Helen Gibson returned to Much Hadham to give an account of Hugh Myddleton and the New River. In Elizabethan times London obtained much of its water from the Thames or local wells such as Clerkenwell. The river was highly contaminated and Londoners mostly drank beer. Edmund Colthurst in about 1600, planned to bring clean spring water from Ware, where there was an abundant supply. Elizabeth I was in favour, but it fell to James 1st to grant Colthurst a Charter to proceed. By 1604 his canal had progressed abou 3 miles when an Act of Parliament granted the Mayor and Citizens of the City to bring water from the Springs of Chadwell and Amwell and to make terms with landowners to permit a water course through their lands. The Act gave the City greater powers than Colthurst’s Charter. Then, in 1609 an offer to improve and complete the work, by Hugh Myddleton MP, a member of the Goldsmith’s Company and long term supporter of the venture, was accepted. Hugh, an excellent organiser, was brought up in Denbigh by his influencial family and had learned the Goldsmith’s trade in Antwerp.

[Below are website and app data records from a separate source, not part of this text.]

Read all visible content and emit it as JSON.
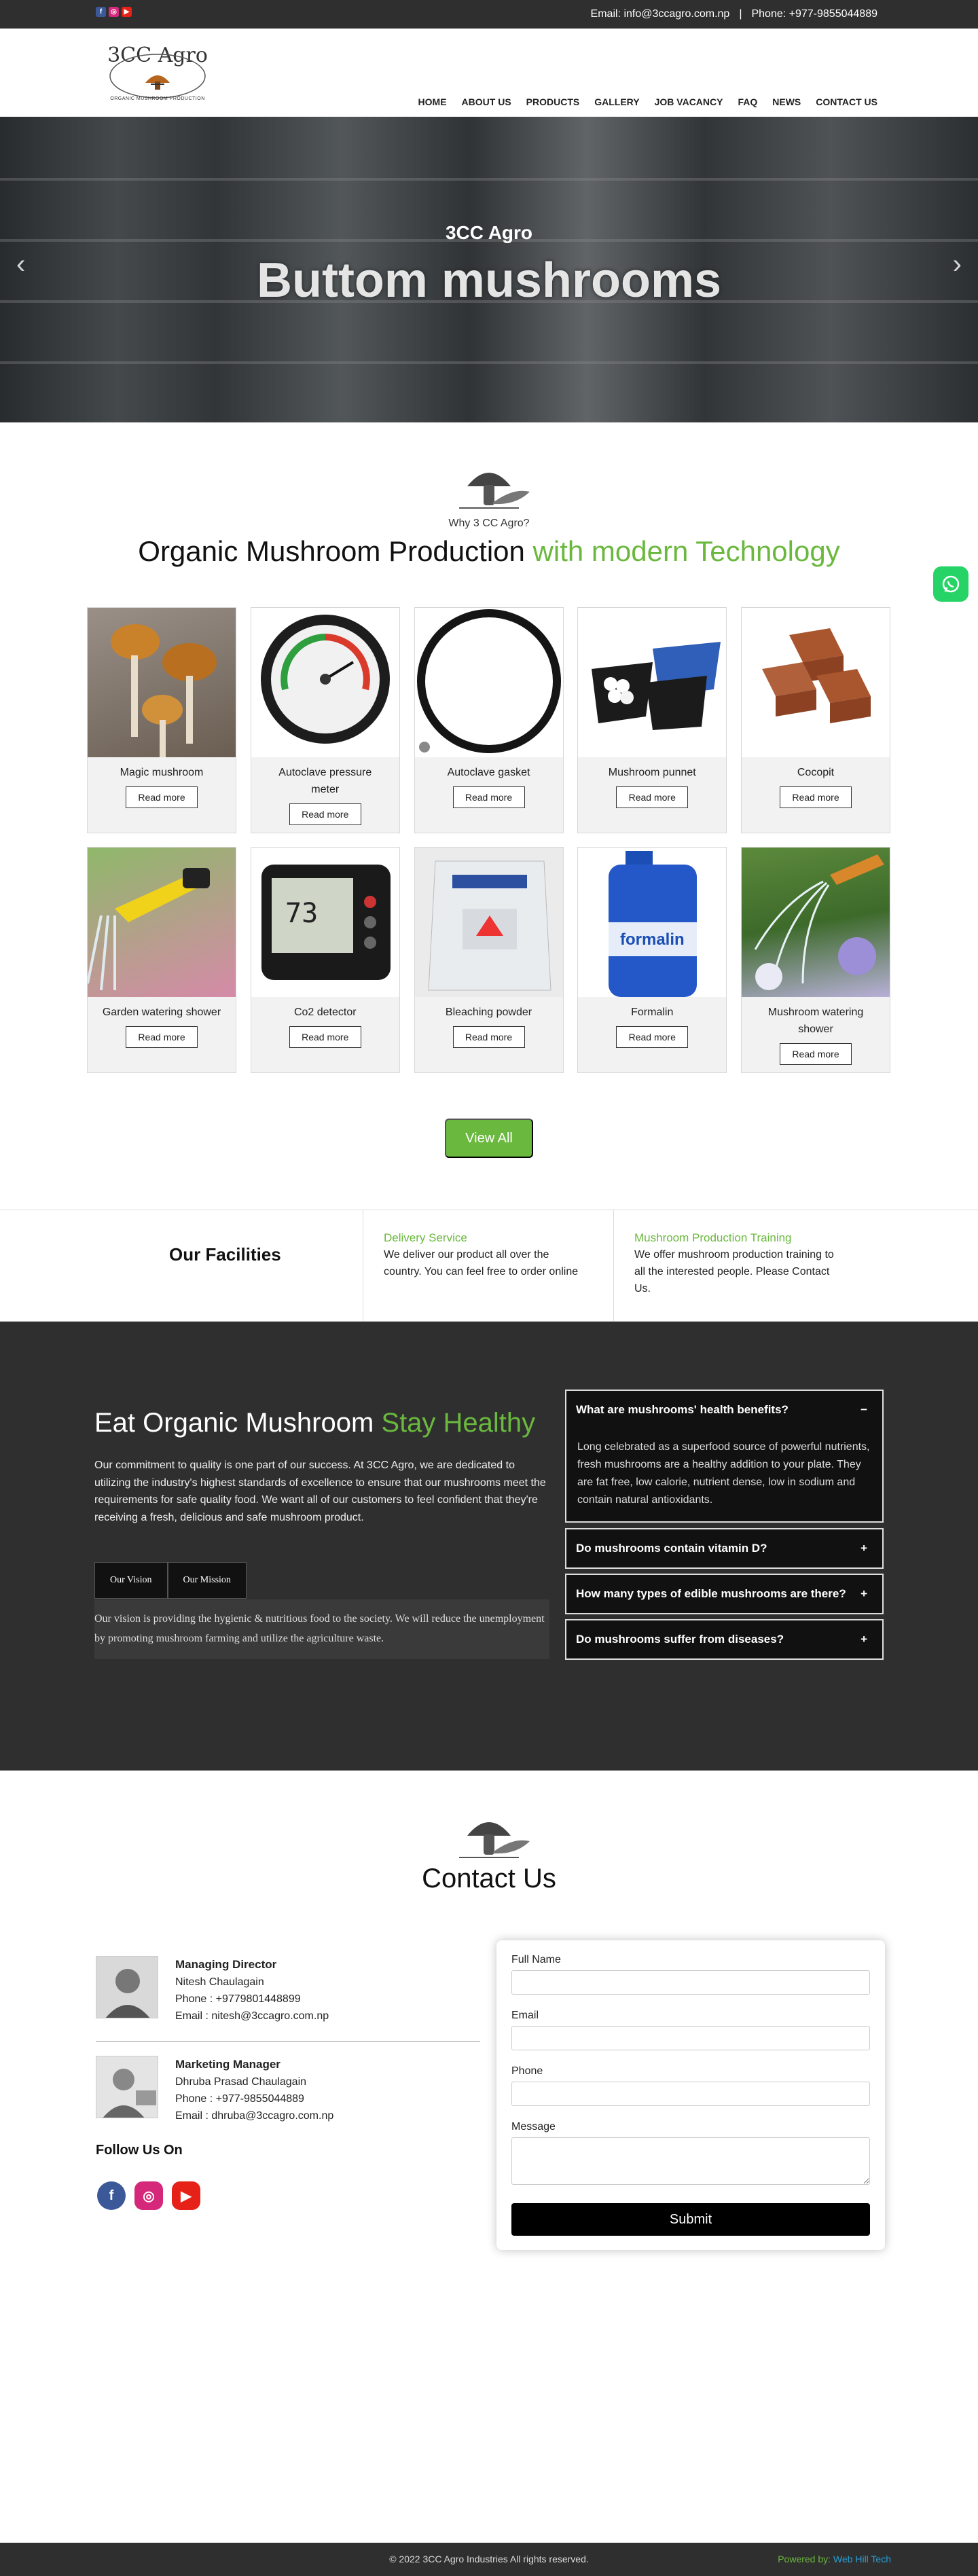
{
  "topbar": {
    "social": [
      "f",
      "◎",
      "▶"
    ],
    "email": "Email: info@3ccagro.com.np",
    "divider": "|",
    "phone": "Phone: +977-9855044889"
  },
  "logo": {
    "text": "3CC Agro",
    "tagline": "ORGANIC MUSHROOM PRODUCTION"
  },
  "nav": [
    "HOME",
    "ABOUT US",
    "PRODUCTS",
    "GALLERY",
    "JOB VACANCY",
    "FAQ",
    "NEWS",
    "CONTACT US"
  ],
  "hero": {
    "subtitle": "3CC Agro",
    "title": "Buttom mushrooms",
    "prev": "‹",
    "next": "›"
  },
  "why": {
    "label": "Why 3 CC Agro?",
    "title_main": "Organic Mushroom Production ",
    "title_accent": "with modern Technology"
  },
  "products": [
    {
      "name": "Magic mushroom",
      "btn": "Read more"
    },
    {
      "name": "Autoclave pressure meter",
      "btn": "Read more"
    },
    {
      "name": "Autoclave gasket",
      "btn": "Read more"
    },
    {
      "name": "Mushroom punnet",
      "btn": "Read more"
    },
    {
      "name": "Cocopit",
      "btn": "Read more"
    },
    {
      "name": "Garden watering shower",
      "btn": "Read more"
    },
    {
      "name": "Co2 detector",
      "btn": "Read more"
    },
    {
      "name": "Bleaching powder",
      "btn": "Read more"
    },
    {
      "name": "Formalin",
      "btn": "Read more"
    },
    {
      "name": "Mushroom watering shower",
      "btn": "Read more"
    }
  ],
  "view_all": "View All",
  "facilities": {
    "title": "Our Facilities",
    "items": [
      {
        "heading": "Delivery Service",
        "text": "We deliver our product all over the country. You can feel free to order online"
      },
      {
        "heading": "Mushroom Production Training",
        "text": "We offer mushroom production training to all the interested people. Please Contact Us."
      }
    ]
  },
  "about": {
    "title_main": "Eat Organic Mushroom ",
    "title_accent": "Stay Healthy",
    "paragraph": "Our commitment to quality is one part of our success. At 3CC Agro, we are dedicated to utilizing the industry's highest standards of excellence to ensure that our mushrooms meet the requirements for safe quality food. We want all of our customers to feel confident that they're receiving a fresh, delicious and safe mushroom product.",
    "tabs": [
      "Our Vision",
      "Our Mission"
    ],
    "vision_text": "Our vision is providing the hygienic & nutritious food to the society. We will reduce the unemployment by promoting mushroom farming and utilize the agriculture waste."
  },
  "faq": [
    {
      "q": "What are mushrooms' health benefits?",
      "icon": "−",
      "a": "Long celebrated as a superfood source of powerful nutrients, fresh mushrooms are a healthy addition to your plate. They are fat free, low calorie, nutrient dense, low in sodium and contain natural antioxidants."
    },
    {
      "q": "Do mushrooms contain vitamin D?",
      "icon": "+"
    },
    {
      "q": "How many types of edible mushrooms are there?",
      "icon": "+"
    },
    {
      "q": "Do mushrooms suffer from diseases?",
      "icon": "+"
    }
  ],
  "contact": {
    "title": "Contact Us",
    "people": [
      {
        "role": "Managing Director",
        "name": "Nitesh Chaulagain",
        "phone": "Phone : +9779801448899",
        "email": "Email : nitesh@3ccagro.com.np"
      },
      {
        "role": "Marketing Manager",
        "name": "Dhruba Prasad Chaulagain",
        "phone": "Phone : +977-9855044889",
        "email": "Email : dhruba@3ccagro.com.np"
      }
    ],
    "follow": "Follow Us On",
    "social": [
      "f",
      "◎",
      "▶"
    ],
    "form": {
      "full_name": "Full Name",
      "email": "Email",
      "phone": "Phone",
      "message": "Message",
      "submit": "Submit"
    }
  },
  "footer": {
    "copyright": "© 2022 3CC Agro Industries All rights reserved.",
    "powered_prefix": "Powered by: ",
    "powered_by": "Web Hill Tech"
  },
  "whatsapp_icon": "whatsapp-icon"
}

Remarkably the water course, the New River, was formally opened in 1613. At a slope of only 3inches per mile it had many bends to maintain this constant incline and many sluices and cisterns were built along it to equalise the flow. In times of poor rainfall, additional water was diverted from the River Lea at Ware. At the terminus near Saddler’s Wells “The New River Head”, water was stored in a large round reservoir to even out the flow and provide a head of pressure. A cistern below below directed the water into distribution pipes, which were made from bored out elm trunks. To achieve this 400 years ago and still supply about 10% of London’s water, is an amazing tribute to the Jacobean engineers, surveyors and men. Helen's presentation was well illustrated with much contemporary and recent material and was thoroughly enjoyed by the audience.